Civility focus spawns campus involvement group
February 5, 2014
PLAINVIEW -- Wayland Baptist University’s ongoing emphasis on civility took center stage during Wednesday morning’s chapel service in Harral Memorial Auditorium as the School of Fine Arts led in a time of reflection on what it means to be and act civilized.
Wednesday’s chapel, “Wayland the Barbarian, II,” was a continuation of a chapel service held last October at which time the emphasis was placed on uncivilized behavior. Through the process of scripting the performance Runnels researched what other religious and secular organizations are doing to address civility. He came up with the idea of challenging students to join a group dedicated to performing one intentional act of kindness every day.
Runnels said people need to understand the importance of a simple act being passed on from person to person. He said researching the project even had a profound effect on him.
“It seems like a little, small thing, but before you know it … I found myself more conscious of other people ‑‑ more conscious of holding a door open or saying the right things,” Runnels said. “If you’re thinking about kindness every day, then you end up doing it.”
The chapel production pointed out some of the little things people can do that make a big difference such as writing a thank you note or saying a kind word. The service also touched on ways to have civil conversations about hot-button issues such as race and politics.
Several academic deans gave a response following the presentation, pointing out different acts that each person can do to behave in a more civilized manner. Dr. Cindy McClenagan, Dean of the School of Languages and Literature, complimented students for writing thank you notes to scholarship donors, and encouraged them to continue with that act of kindness.
Dr. Herbert Grover, Dean of the School of Mathematics and Sciences, pointed to simple things like recycling that make a big difference on the environment.

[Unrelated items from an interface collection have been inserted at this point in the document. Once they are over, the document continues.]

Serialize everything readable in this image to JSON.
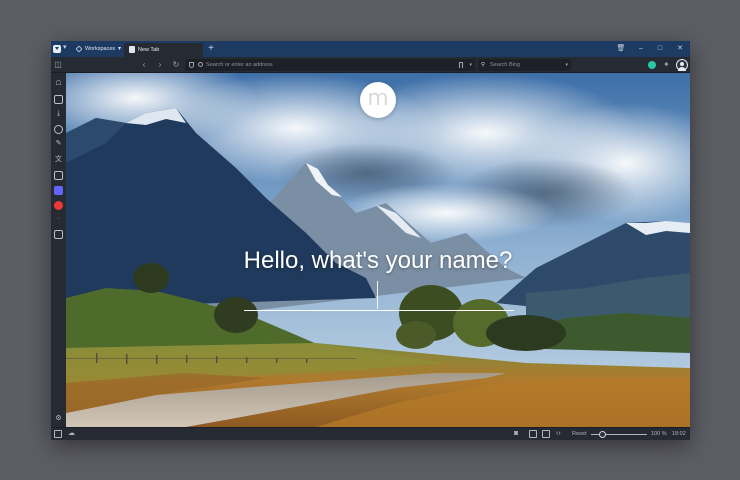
{
  "tabbar": {
    "workspaces_label": "Workspaces",
    "tab_title": "New Tab",
    "new_tab_symbol": "+",
    "window_controls": [
      "trash-icon",
      "minimize-icon",
      "maximize-icon",
      "close-icon"
    ]
  },
  "addressbar": {
    "url_placeholder": "Search or enter an address",
    "search_placeholder": "Search Bing"
  },
  "sidepanel": {
    "icons": [
      "bookmarks-icon",
      "reading-list-icon",
      "downloads-icon",
      "history-icon",
      "notes-icon",
      "translate-icon",
      "window-icon",
      "mastodon-icon",
      "vivaldi-icon",
      "add-panel-icon",
      "settings-icon"
    ]
  },
  "startpage": {
    "greeting": "Hello, what's your name?",
    "logo_letter": "m"
  },
  "statusbar": {
    "reset_label": "Reset",
    "zoom_percent": "100 %",
    "clock": "18:02",
    "zoom_level": 0.15
  },
  "colors": {
    "tabbar_bg": "#1d3a63",
    "chrome_bg": "#262a33",
    "accent": "#2bc6a3"
  }
}
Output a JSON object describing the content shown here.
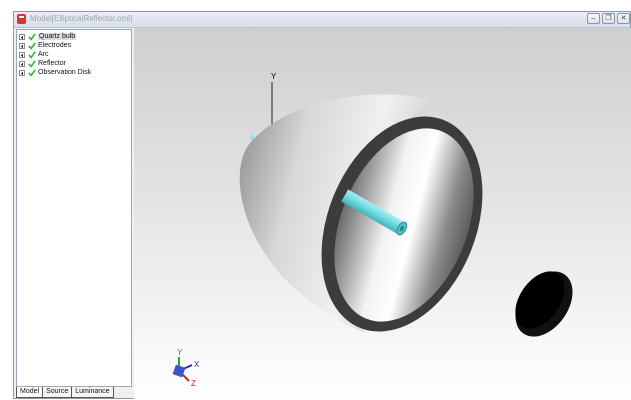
{
  "window": {
    "title": "Model[EllipticalReflector.oml]",
    "controls": [
      "minimize",
      "restore",
      "close"
    ]
  },
  "tree": {
    "items": [
      {
        "label": "Quartz bulb",
        "checked": true,
        "selected": true
      },
      {
        "label": "Electrodes",
        "checked": true,
        "selected": false
      },
      {
        "label": "Arc",
        "checked": true,
        "selected": false
      },
      {
        "label": "Reflector",
        "checked": true,
        "selected": false
      },
      {
        "label": "Observation Disk",
        "checked": true,
        "selected": false
      }
    ]
  },
  "tabs": [
    {
      "label": "Model",
      "active": true
    },
    {
      "label": "Source",
      "active": false
    },
    {
      "label": "Luminance",
      "active": false
    }
  ],
  "viewport": {
    "axis_y_label": "Y",
    "triad": {
      "x_label": "X",
      "y_label": "Y",
      "z_label": "Z"
    },
    "colors": {
      "check": "#2eb82e",
      "electrode": "#7fe6ea",
      "triad_x": "#2233aa",
      "triad_y": "#22aa33",
      "triad_z": "#cc2222"
    }
  }
}
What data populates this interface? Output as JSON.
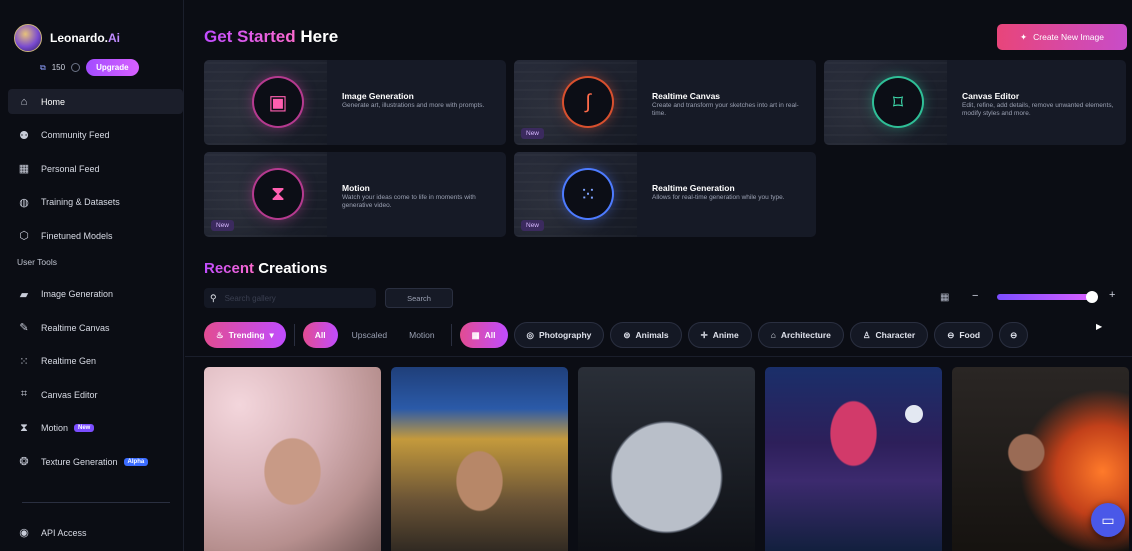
{
  "brand": {
    "name_main": "Leonardo.",
    "name_ai": "Ai"
  },
  "account": {
    "tokens": "150",
    "upgrade_label": "Upgrade"
  },
  "sidebar": {
    "items": [
      {
        "label": "Home",
        "icon": "home-icon",
        "active": true
      },
      {
        "label": "Community Feed",
        "icon": "community-icon"
      },
      {
        "label": "Personal Feed",
        "icon": "personal-feed-icon"
      },
      {
        "label": "Training & Datasets",
        "icon": "training-icon"
      },
      {
        "label": "Finetuned Models",
        "icon": "models-icon"
      }
    ],
    "section_label": "User Tools",
    "tools": [
      {
        "label": "Image Generation",
        "icon": "image-generation-icon"
      },
      {
        "label": "Realtime Canvas",
        "icon": "realtime-canvas-icon"
      },
      {
        "label": "Realtime Gen",
        "icon": "realtime-gen-icon"
      },
      {
        "label": "Canvas Editor",
        "icon": "canvas-editor-icon"
      },
      {
        "label": "Motion",
        "icon": "motion-icon",
        "badge": "New"
      },
      {
        "label": "Texture Generation",
        "icon": "texture-icon",
        "badge": "Alpha"
      }
    ],
    "api_label": "API Access"
  },
  "header": {
    "title_accent": "Get Started",
    "title_rest": " Here",
    "create_label": "Create New Image"
  },
  "cards": [
    {
      "title": "Image Generation",
      "desc": "Generate art, illustrations and more with prompts.",
      "new": ""
    },
    {
      "title": "Realtime Canvas",
      "desc": "Create and transform your sketches into art in real-time.",
      "new": "New"
    },
    {
      "title": "Canvas Editor",
      "desc": "Edit, refine, add details, remove unwanted elements, modify styles and more.",
      "new": ""
    },
    {
      "title": "Motion",
      "desc": "Watch your ideas come to life in moments with generative video.",
      "new": "New"
    },
    {
      "title": "Realtime Generation",
      "desc": "Allows for real-time generation while you type.",
      "new": "New"
    }
  ],
  "recent": {
    "title_accent": "Recent",
    "title_rest": " Creations",
    "search_placeholder": "Search gallery",
    "search_button": "Search",
    "zoom_level": 0.95
  },
  "filters": {
    "trending": "Trending",
    "type_tabs": [
      "All",
      "Upscaled",
      "Motion"
    ],
    "categories": [
      "All",
      "Photography",
      "Animals",
      "Anime",
      "Architecture",
      "Character",
      "Food"
    ]
  },
  "colors": {
    "accent_purple": "#c04cff",
    "accent_pink": "#e24c92",
    "chat_blue": "#4a58e8"
  }
}
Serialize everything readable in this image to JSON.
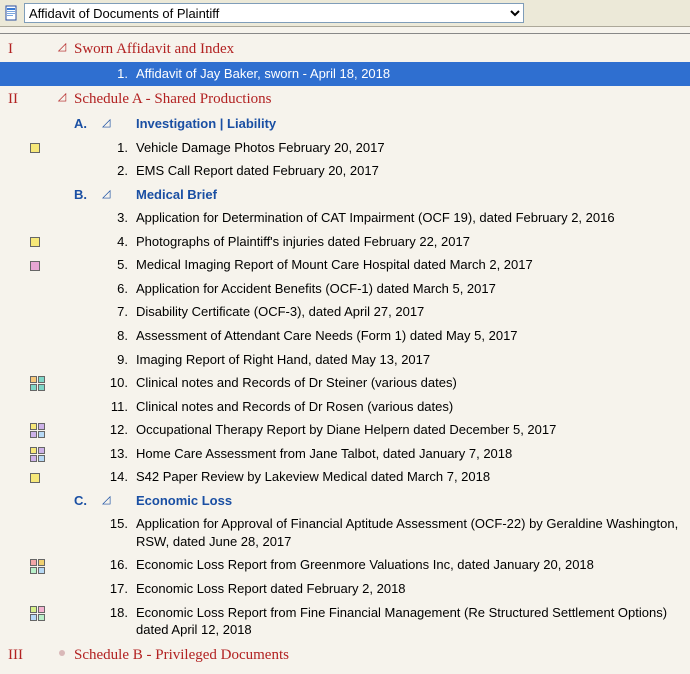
{
  "toolbar": {
    "dropdown_value": "Affidavit of Documents of Plaintiff"
  },
  "sections": [
    {
      "roman": "I",
      "marker": "triangle",
      "title": "Sworn Affidavit and Index",
      "subs": [],
      "direct_items": [
        {
          "n": "1.",
          "text": "Affidavit of Jay Baker, sworn - April 18, 2018",
          "selected": true
        }
      ]
    },
    {
      "roman": "II",
      "marker": "triangle",
      "title": "Schedule A - Shared Productions",
      "direct_items": [],
      "subs": [
        {
          "letter": "A.",
          "title": "Investigation | Liability",
          "items": [
            {
              "n": "1.",
              "text": "Vehicle Damage Photos February 20, 2017",
              "icon": {
                "type": "box",
                "c": [
                  "c-yellow"
                ]
              }
            },
            {
              "n": "2.",
              "text": "EMS Call Report dated February 20, 2017"
            }
          ]
        },
        {
          "letter": "B.",
          "title": "Medical Brief",
          "items": [
            {
              "n": "3.",
              "text": "Application for Determination of CAT Impairment (OCF 19), dated February 2, 2016"
            },
            {
              "n": "4.",
              "text": "Photographs of Plaintiff's injuries dated February 22, 2017",
              "icon": {
                "type": "box",
                "c": [
                  "c-yellow"
                ]
              }
            },
            {
              "n": "5.",
              "text": "Medical Imaging Report of Mount Care Hospital dated March 2, 2017",
              "icon": {
                "type": "box",
                "c": [
                  "c-pink"
                ]
              }
            },
            {
              "n": "6.",
              "text": "Application for Accident Benefits (OCF-1) dated March 5, 2017"
            },
            {
              "n": "7.",
              "text": "Disability Certificate (OCF-3), dated April 27, 2017"
            },
            {
              "n": "8.",
              "text": "Assessment of Attendant Care Needs (Form 1) dated May 5, 2017"
            },
            {
              "n": "9.",
              "text": "Imaging Report of Right Hand, dated May 13, 2017"
            },
            {
              "n": "10.",
              "text": "Clinical notes and Records of Dr Steiner (various dates)",
              "icon": {
                "type": "grid",
                "c": [
                  "c-orange",
                  "c-teal",
                  "c-teal",
                  "c-teal"
                ]
              }
            },
            {
              "n": "11.",
              "text": "Clinical notes and Records of Dr Rosen (various dates)"
            },
            {
              "n": "12.",
              "text": "Occupational Therapy Report by Diane Helpern dated December 5, 2017",
              "icon": {
                "type": "grid",
                "c": [
                  "c-yellow",
                  "c-lav",
                  "c-lav",
                  "c-sky"
                ]
              }
            },
            {
              "n": "13.",
              "text": "Home Care Assessment from Jane Talbot, dated January 7, 2018",
              "icon": {
                "type": "grid",
                "c": [
                  "c-yellow",
                  "c-lav",
                  "c-lav",
                  "c-sky"
                ]
              }
            },
            {
              "n": "14.",
              "text": "S42 Paper Review by Lakeview Medical dated March 7, 2018",
              "icon": {
                "type": "box",
                "c": [
                  "c-yellow"
                ]
              }
            }
          ]
        },
        {
          "letter": "C.",
          "title": "Economic Loss",
          "items": [
            {
              "n": "15.",
              "text": "Application for Approval of Financial Aptitude Assessment (OCF-22) by Geraldine Washington, RSW, dated June 28, 2017"
            },
            {
              "n": "16.",
              "text": "Economic Loss Report from Greenmore Valuations Inc, dated January 20, 2018",
              "icon": {
                "type": "grid",
                "c": [
                  "c-red",
                  "c-gold",
                  "c-mint",
                  "c-sky"
                ]
              }
            },
            {
              "n": "17.",
              "text": "Economic Loss Report dated February 2, 2018"
            },
            {
              "n": "18.",
              "text": "Economic Loss Report from Fine Financial Management (Re Structured Settlement Options) dated April 12, 2018",
              "icon": {
                "type": "grid",
                "c": [
                  "c-lime",
                  "c-rose",
                  "c-sky",
                  "c-mint"
                ]
              }
            }
          ]
        }
      ]
    },
    {
      "roman": "III",
      "marker": "dot",
      "title": "Schedule B - Privileged Documents",
      "direct_items": [],
      "subs": []
    }
  ]
}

He encouraged students to think about where they are depositing their empty drink cans and water bottles.
Dr. Ann Stutes, Dean of the School of Music, encouraged students to “start small and think large.
“I think that regardless of our theology, our philosophy or whatever paradigm it is in our world that drives our life choices, we all know in our heart that civility is the right choice,” Stutes said.
Runnels isn’t sure what form the new act-of-kindness group will take, or how many students will sign up to participate, but he hopes it is something that will grow and influence the university community.
“We will form a group on campus,” Runnels told the students. “Not one that meets regularly or has any set rules or anything like that, but one that believes that doing a simple act of kindness a day can change the world.”